Entries from a dataset of interfaces:
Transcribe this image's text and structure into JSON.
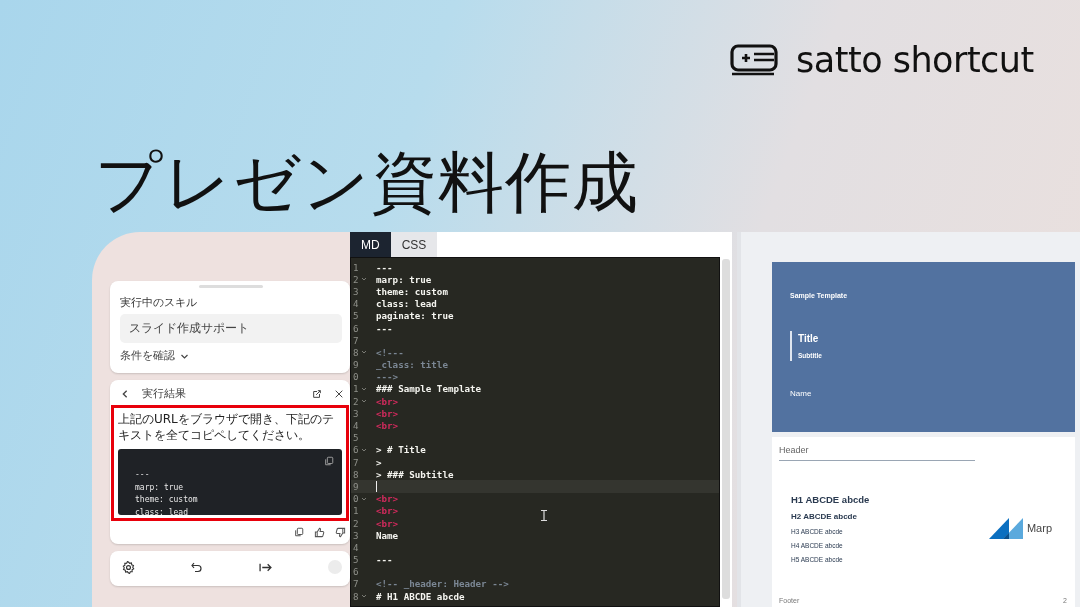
{
  "brand": {
    "name": "satto shortcut"
  },
  "headline": "プレゼン資料作成",
  "assistant": {
    "skill_label": "実行中のスキル",
    "skill_name": "スライド作成サポート",
    "conditions_toggle": "条件を確認",
    "conditions_expanded": false,
    "result": {
      "title": "実行結果",
      "highlighted": true,
      "message": "上記のURLをブラウザで開き、下記のテキストを全てコピペしてください。",
      "code_lines": [
        "---",
        "marp: true",
        "theme: custom",
        "class: lead"
      ]
    }
  },
  "editor": {
    "tabs": [
      {
        "label": "MD",
        "selected": true
      },
      {
        "label": "CSS",
        "selected": false
      }
    ],
    "lines": [
      {
        "number": "1",
        "text": "---",
        "kind": "plain",
        "foldable": false,
        "active": false
      },
      {
        "number": "2",
        "text": "marp: true",
        "kind": "plain",
        "foldable": true,
        "active": false
      },
      {
        "number": "3",
        "text": "theme: custom",
        "kind": "plain",
        "foldable": false,
        "active": false
      },
      {
        "number": "4",
        "text": "class: lead",
        "kind": "plain",
        "foldable": false,
        "active": false
      },
      {
        "number": "5",
        "text": "paginate: true",
        "kind": "plain",
        "foldable": false,
        "active": false
      },
      {
        "number": "6",
        "text": "---",
        "kind": "plain",
        "foldable": false,
        "active": false
      },
      {
        "number": "7",
        "foldable": false,
        "active": false
      },
      {
        "number": "8",
        "text": "<!---",
        "kind": "comment",
        "foldable": true,
        "active": false
      },
      {
        "number": "9",
        "text": "_class: title",
        "kind": "comment",
        "foldable": false,
        "active": false
      },
      {
        "number": "0",
        "text": "--->",
        "kind": "comment",
        "foldable": false,
        "active": false
      },
      {
        "number": "1",
        "text": "### Sample Template",
        "kind": "plain",
        "foldable": true,
        "active": false
      },
      {
        "number": "2",
        "text": "<br>",
        "kind": "tag",
        "foldable": true,
        "active": false
      },
      {
        "number": "3",
        "text": "<br>",
        "kind": "tag",
        "foldable": false,
        "active": false
      },
      {
        "number": "4",
        "text": "<br>",
        "kind": "tag",
        "foldable": false,
        "active": false
      },
      {
        "number": "5",
        "foldable": false,
        "active": false
      },
      {
        "number": "6",
        "text": "> # Title",
        "kind": "plain",
        "foldable": true,
        "active": false
      },
      {
        "number": "7",
        "text": ">",
        "kind": "plain",
        "foldable": false,
        "active": false
      },
      {
        "number": "8",
        "text": "> ### Subtitle",
        "kind": "plain",
        "foldable": false,
        "active": false
      },
      {
        "number": "9",
        "foldable": false,
        "active": true
      },
      {
        "number": "0",
        "text": "<br>",
        "kind": "tag",
        "foldable": true,
        "active": false
      },
      {
        "number": "1",
        "text": "<br>",
        "kind": "tag",
        "foldable": false,
        "active": false
      },
      {
        "number": "2",
        "text": "<br>",
        "kind": "tag",
        "foldable": false,
        "active": false
      },
      {
        "number": "3",
        "text": "Name",
        "kind": "plain",
        "foldable": false,
        "active": false
      },
      {
        "number": "4",
        "foldable": false,
        "active": false
      },
      {
        "number": "5",
        "text": "---",
        "kind": "plain",
        "foldable": false,
        "active": false
      },
      {
        "number": "6",
        "foldable": false,
        "active": false
      },
      {
        "number": "7",
        "text": "<!-- _header: Header -->",
        "kind": "comment",
        "foldable": false,
        "active": false
      },
      {
        "number": "8",
        "text": "# H1 ABCDE abcde",
        "kind": "plain",
        "foldable": true,
        "active": false
      }
    ]
  },
  "preview": {
    "slides": [
      {
        "kind": "title",
        "heading": "Sample Template",
        "title": "Title",
        "subtitle": "Subtitle",
        "author": "Name"
      },
      {
        "kind": "content",
        "header": "Header",
        "headings": [
          "H1 ABCDE abcde",
          "H2 ABCDE abcde",
          "H3 ABCDE abcde",
          "H4 ABCDE abcde",
          "H5 ABCDE abcde"
        ],
        "logo_text": "Marp",
        "footer": "Footer",
        "page": "2"
      }
    ]
  }
}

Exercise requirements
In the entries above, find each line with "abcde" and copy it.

Solution below
        "text": "# H1 ABCDE abcde",
          "H1 ABCDE abcde",
          "H2 ABCDE abcde",
          "H3 ABCDE abcde",
          "H4 ABCDE abcde",
          "H5 ABCDE abcde"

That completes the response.